What's required is a verbatim printout of all the data.

** Opening Data excerpts block **

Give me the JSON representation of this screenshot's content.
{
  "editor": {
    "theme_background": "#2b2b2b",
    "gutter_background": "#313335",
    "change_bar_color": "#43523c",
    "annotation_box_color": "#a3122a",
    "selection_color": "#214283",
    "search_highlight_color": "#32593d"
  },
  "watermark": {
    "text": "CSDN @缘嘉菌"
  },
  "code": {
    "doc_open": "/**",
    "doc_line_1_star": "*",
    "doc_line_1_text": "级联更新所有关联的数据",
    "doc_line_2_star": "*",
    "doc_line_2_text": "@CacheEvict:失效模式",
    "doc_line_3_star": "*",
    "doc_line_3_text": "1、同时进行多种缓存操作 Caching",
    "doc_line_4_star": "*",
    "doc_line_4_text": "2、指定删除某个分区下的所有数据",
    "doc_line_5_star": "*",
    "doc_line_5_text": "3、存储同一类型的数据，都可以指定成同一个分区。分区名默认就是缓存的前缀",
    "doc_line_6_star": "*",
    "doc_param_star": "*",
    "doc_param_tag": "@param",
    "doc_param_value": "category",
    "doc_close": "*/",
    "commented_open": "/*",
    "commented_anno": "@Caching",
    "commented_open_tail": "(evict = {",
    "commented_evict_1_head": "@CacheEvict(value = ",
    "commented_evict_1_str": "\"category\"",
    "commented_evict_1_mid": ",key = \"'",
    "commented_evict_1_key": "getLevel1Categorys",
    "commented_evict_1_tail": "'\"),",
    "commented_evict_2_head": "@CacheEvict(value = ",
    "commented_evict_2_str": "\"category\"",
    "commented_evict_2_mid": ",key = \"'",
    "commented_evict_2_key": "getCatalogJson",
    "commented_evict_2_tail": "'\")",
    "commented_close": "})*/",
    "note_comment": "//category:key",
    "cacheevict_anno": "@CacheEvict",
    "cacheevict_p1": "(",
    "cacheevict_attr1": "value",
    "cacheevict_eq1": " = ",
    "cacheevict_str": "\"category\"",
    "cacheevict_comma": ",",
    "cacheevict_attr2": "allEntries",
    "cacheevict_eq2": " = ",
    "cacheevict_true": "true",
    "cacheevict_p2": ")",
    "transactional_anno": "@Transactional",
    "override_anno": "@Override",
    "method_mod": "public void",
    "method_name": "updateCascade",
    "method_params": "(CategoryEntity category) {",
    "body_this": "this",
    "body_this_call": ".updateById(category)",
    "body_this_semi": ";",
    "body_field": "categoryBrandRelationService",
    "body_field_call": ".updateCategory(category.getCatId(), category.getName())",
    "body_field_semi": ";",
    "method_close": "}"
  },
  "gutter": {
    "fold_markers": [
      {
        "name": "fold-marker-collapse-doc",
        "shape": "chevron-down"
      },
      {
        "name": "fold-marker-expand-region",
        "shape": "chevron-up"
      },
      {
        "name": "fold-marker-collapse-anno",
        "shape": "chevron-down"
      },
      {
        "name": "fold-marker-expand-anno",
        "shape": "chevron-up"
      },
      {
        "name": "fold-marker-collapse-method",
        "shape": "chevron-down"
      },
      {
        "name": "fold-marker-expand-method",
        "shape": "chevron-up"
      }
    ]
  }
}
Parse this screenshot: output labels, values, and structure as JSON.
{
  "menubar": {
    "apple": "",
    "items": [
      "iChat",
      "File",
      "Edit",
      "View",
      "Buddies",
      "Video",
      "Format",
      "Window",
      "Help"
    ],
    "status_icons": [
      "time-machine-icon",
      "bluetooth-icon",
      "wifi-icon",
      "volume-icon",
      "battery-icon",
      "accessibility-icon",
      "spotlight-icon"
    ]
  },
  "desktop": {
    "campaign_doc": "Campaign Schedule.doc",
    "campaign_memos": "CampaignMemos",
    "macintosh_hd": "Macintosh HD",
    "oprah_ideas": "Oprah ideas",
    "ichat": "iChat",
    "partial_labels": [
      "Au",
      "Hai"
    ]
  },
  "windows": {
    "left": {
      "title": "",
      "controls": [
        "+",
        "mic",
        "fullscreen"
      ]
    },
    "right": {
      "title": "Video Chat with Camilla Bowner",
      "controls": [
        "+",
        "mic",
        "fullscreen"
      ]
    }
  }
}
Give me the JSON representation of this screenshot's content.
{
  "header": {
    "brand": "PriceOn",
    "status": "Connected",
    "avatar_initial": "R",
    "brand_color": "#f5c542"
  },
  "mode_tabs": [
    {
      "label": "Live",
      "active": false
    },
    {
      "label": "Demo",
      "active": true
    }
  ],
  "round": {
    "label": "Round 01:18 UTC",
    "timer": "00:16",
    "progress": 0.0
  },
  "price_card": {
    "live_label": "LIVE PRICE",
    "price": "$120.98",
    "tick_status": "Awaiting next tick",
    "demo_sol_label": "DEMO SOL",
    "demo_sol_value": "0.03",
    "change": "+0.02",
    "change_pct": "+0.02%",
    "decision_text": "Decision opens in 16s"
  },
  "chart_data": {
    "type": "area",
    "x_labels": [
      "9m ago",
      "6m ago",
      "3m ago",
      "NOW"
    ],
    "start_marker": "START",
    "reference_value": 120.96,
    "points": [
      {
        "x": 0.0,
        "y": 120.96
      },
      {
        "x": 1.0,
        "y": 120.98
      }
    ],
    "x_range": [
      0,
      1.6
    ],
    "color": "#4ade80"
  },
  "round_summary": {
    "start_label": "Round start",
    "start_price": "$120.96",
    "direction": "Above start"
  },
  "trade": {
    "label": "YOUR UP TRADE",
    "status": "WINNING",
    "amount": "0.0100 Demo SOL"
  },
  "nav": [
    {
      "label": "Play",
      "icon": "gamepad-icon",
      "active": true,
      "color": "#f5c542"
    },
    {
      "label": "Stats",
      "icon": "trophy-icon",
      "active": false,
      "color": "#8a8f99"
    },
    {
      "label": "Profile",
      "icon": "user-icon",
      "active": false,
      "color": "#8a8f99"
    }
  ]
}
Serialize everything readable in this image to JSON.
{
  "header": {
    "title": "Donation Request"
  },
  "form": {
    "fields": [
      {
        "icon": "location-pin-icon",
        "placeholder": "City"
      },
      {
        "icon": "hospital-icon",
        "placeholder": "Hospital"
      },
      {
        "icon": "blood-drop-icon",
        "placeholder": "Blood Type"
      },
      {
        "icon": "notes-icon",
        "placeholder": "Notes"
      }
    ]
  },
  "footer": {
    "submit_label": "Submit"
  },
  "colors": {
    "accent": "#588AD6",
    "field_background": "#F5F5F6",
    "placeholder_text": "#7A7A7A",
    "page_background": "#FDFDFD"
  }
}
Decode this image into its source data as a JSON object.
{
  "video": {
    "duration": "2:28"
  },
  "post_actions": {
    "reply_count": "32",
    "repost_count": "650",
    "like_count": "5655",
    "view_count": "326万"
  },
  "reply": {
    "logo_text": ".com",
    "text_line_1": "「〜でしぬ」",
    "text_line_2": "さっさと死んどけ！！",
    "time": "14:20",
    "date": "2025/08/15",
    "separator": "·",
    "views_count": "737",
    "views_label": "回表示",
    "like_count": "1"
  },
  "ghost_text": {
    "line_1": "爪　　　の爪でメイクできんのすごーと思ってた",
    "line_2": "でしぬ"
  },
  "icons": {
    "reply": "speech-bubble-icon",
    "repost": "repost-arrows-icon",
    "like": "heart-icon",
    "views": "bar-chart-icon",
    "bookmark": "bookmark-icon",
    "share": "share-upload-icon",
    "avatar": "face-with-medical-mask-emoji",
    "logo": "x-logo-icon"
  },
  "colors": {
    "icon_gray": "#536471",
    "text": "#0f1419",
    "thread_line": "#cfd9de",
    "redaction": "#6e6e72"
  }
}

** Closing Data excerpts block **

Output =>
Give me the JSON representation of this screenshot's content.
{
  "editor": {
    "theme_background": "#2b2b2b",
    "gutter_background": "#313335",
    "change_bar_color": "#43523c",
    "annotation_box_color": "#a3122a",
    "selection_color": "#214283",
    "search_highlight_color": "#32593d"
  },
  "watermark": {
    "text": "CSDN @缘嘉菌"
  },
  "code": {
    "doc_open": "/**",
    "doc_line_1_star": "*",
    "doc_line_1_text": "级联更新所有关联的数据",
    "doc_line_2_star": "*",
    "doc_line_2_text": "@CacheEvict:失效模式",
    "doc_line_3_star": "*",
    "doc_line_3_text": "1、同时进行多种缓存操作 Caching",
    "doc_line_4_star": "*",
    "doc_line_4_text": "2、指定删除某个分区下的所有数据",
    "doc_line_5_star": "*",
    "doc_line_5_text": "3、存储同一类型的数据，都可以指定成同一个分区。分区名默认就是缓存的前缀",
    "doc_line_6_star": "*",
    "doc_param_star": "*",
    "doc_param_tag": "@param",
    "doc_param_value": "category",
    "doc_close": "*/",
    "commented_open": "/*",
    "commented_anno": "@Caching",
    "commented_open_tail": "(evict = {",
    "commented_evict_1_head": "@CacheEvict(value = ",
    "commented_evict_1_str": "\"category\"",
    "commented_evict_1_mid": ",key = \"'",
    "commented_evict_1_key": "getLevel1Categorys",
    "commented_evict_1_tail": "'\"),",
    "commented_evict_2_head": "@CacheEvict(value = ",
    "commented_evict_2_str": "\"category\"",
    "commented_evict_2_mid": ",key = \"'",
    "commented_evict_2_key": "getCatalogJson",
    "commented_evict_2_tail": "'\")",
    "commented_close": "})*/",
    "note_comment": "//category:key",
    "cacheevict_anno": "@CacheEvict",
    "cacheevict_p1": "(",
    "cacheevict_attr1": "value",
    "cacheevict_eq1": " = ",
    "cacheevict_str": "\"category\"",
    "cacheevict_comma": ",",
    "cacheevict_attr2": "allEntries",
    "cacheevict_eq2": " = ",
    "cacheevict_true": "true",
    "cacheevict_p2": ")",
    "transactional_anno": "@Transactional",
    "override_anno": "@Override",
    "method_mod": "public void",
    "method_name": "updateCascade",
    "method_params": "(CategoryEntity category) {",
    "body_this": "this",
    "body_this_call": ".updateById(category)",
    "body_this_semi": ";",
    "body_field": "categoryBrandRelationService",
    "body_field_call": ".updateCategory(category.getCatId(), category.getName())",
    "body_field_semi": ";",
    "method_close": "}"
  },
  "gutter": {
    "fold_markers": [
      {
        "name": "fold-marker-collapse-doc",
        "shape": "chevron-down"
      },
      {
        "name": "fold-marker-expand-region",
        "shape": "chevron-up"
      },
      {
        "name": "fold-marker-collapse-anno",
        "shape": "chevron-down"
      },
      {
        "name": "fold-marker-expand-anno",
        "shape": "chevron-up"
      },
      {
        "name": "fold-marker-collapse-method",
        "shape": "chevron-down"
      },
      {
        "name": "fold-marker-expand-method",
        "shape": "chevron-up"
      }
    ]
  }
}
Parse this screenshot: output labels, values, and structure as JSON.
{
  "menubar": {
    "apple": "",
    "items": [
      "iChat",
      "File",
      "Edit",
      "View",
      "Buddies",
      "Video",
      "Format",
      "Window",
      "Help"
    ],
    "status_icons": [
      "time-machine-icon",
      "bluetooth-icon",
      "wifi-icon",
      "volume-icon",
      "battery-icon",
      "accessibility-icon",
      "spotlight-icon"
    ]
  },
  "desktop": {
    "campaign_doc": "Campaign Schedule.doc",
    "campaign_memos": "CampaignMemos",
    "macintosh_hd": "Macintosh HD",
    "oprah_ideas": "Oprah ideas",
    "ichat": "iChat",
    "partial_labels": [
      "Au",
      "Hai"
    ]
  },
  "windows": {
    "left": {
      "title": "",
      "controls": [
        "+",
        "mic",
        "fullscreen"
      ]
    },
    "right": {
      "title": "Video Chat with Camilla Bowner",
      "controls": [
        "+",
        "mic",
        "fullscreen"
      ]
    }
  }
}
Give me the JSON representation of this screenshot's content.
{
  "header": {
    "brand": "PriceOn",
    "status": "Connected",
    "avatar_initial": "R",
    "brand_color": "#f5c542"
  },
  "mode_tabs": [
    {
      "label": "Live",
      "active": false
    },
    {
      "label": "Demo",
      "active": true
    }
  ],
  "round": {
    "label": "Round 01:18 UTC",
    "timer": "00:16",
    "progress": 0.0
  },
  "price_card": {
    "live_label": "LIVE PRICE",
    "price": "$120.98",
    "tick_status": "Awaiting next tick",
    "demo_sol_label": "DEMO SOL",
    "demo_sol_value": "0.03",
    "change": "+0.02",
    "change_pct": "+0.02%",
    "decision_text": "Decision opens in 16s"
  },
  "chart_data": {
    "type": "area",
    "x_labels": [
      "9m ago",
      "6m ago",
      "3m ago",
      "NOW"
    ],
    "start_marker": "START",
    "reference_value": 120.96,
    "points": [
      {
        "x": 0.0,
        "y": 120.96
      },
      {
        "x": 1.0,
        "y": 120.98
      }
    ],
    "x_range": [
      0,
      1.6
    ],
    "color": "#4ade80"
  },
  "round_summary": {
    "start_label": "Round start",
    "start_price": "$120.96",
    "direction": "Above start"
  },
  "trade": {
    "label": "YOUR UP TRADE",
    "status": "WINNING",
    "amount": "0.0100 Demo SOL"
  },
  "nav": [
    {
      "label": "Play",
      "icon": "gamepad-icon",
      "active": true,
      "color": "#f5c542"
    },
    {
      "label": "Stats",
      "icon": "trophy-icon",
      "active": false,
      "color": "#8a8f99"
    },
    {
      "label": "Profile",
      "icon": "user-icon",
      "active": false,
      "color": "#8a8f99"
    }
  ]
}
Serialize everything readable in this image to JSON.
{
  "header": {
    "title": "Donation Request"
  },
  "form": {
    "fields": [
      {
        "icon": "location-pin-icon",
        "placeholder": "City"
      },
      {
        "icon": "hospital-icon",
        "placeholder": "Hospital"
      },
      {
        "icon": "blood-drop-icon",
        "placeholder": "Blood Type"
      },
      {
        "icon": "notes-icon",
        "placeholder": "Notes"
      }
    ]
  },
  "footer": {
    "submit_label": "Submit"
  },
  "colors": {
    "accent": "#588AD6",
    "field_background": "#F5F5F6",
    "placeholder_text": "#7A7A7A",
    "page_background": "#FDFDFD"
  }
}
Decode this image into its source data as a JSON object.
{
  "video": {
    "duration": "2:28"
  },
  "post_actions": {
    "reply_count": "32",
    "repost_count": "650",
    "like_count": "5655",
    "view_count": "326万"
  },
  "reply": {
    "logo_text": ".com",
    "text_line_1": "「〜でしぬ」",
    "text_line_2": "さっさと死んどけ！！",
    "time": "14:20",
    "date": "2025/08/15",
    "separator": "·",
    "views_count": "737",
    "views_label": "回表示",
    "like_count": "1"
  },
  "ghost_text": {
    "line_1": "爪　　　の爪でメイクできんのすごーと思ってた",
    "line_2": "でしぬ"
  },
  "icons": {
    "reply": "speech-bubble-icon",
    "repost": "repost-arrows-icon",
    "like": "heart-icon",
    "views": "bar-chart-icon",
    "bookmark": "bookmark-icon",
    "share": "share-upload-icon",
    "avatar": "face-with-medical-mask-emoji",
    "logo": "x-logo-icon"
  },
  "colors": {
    "icon_gray": "#536471",
    "text": "#0f1419",
    "thread_line": "#cfd9de",
    "redaction": "#6e6e72"
  }
}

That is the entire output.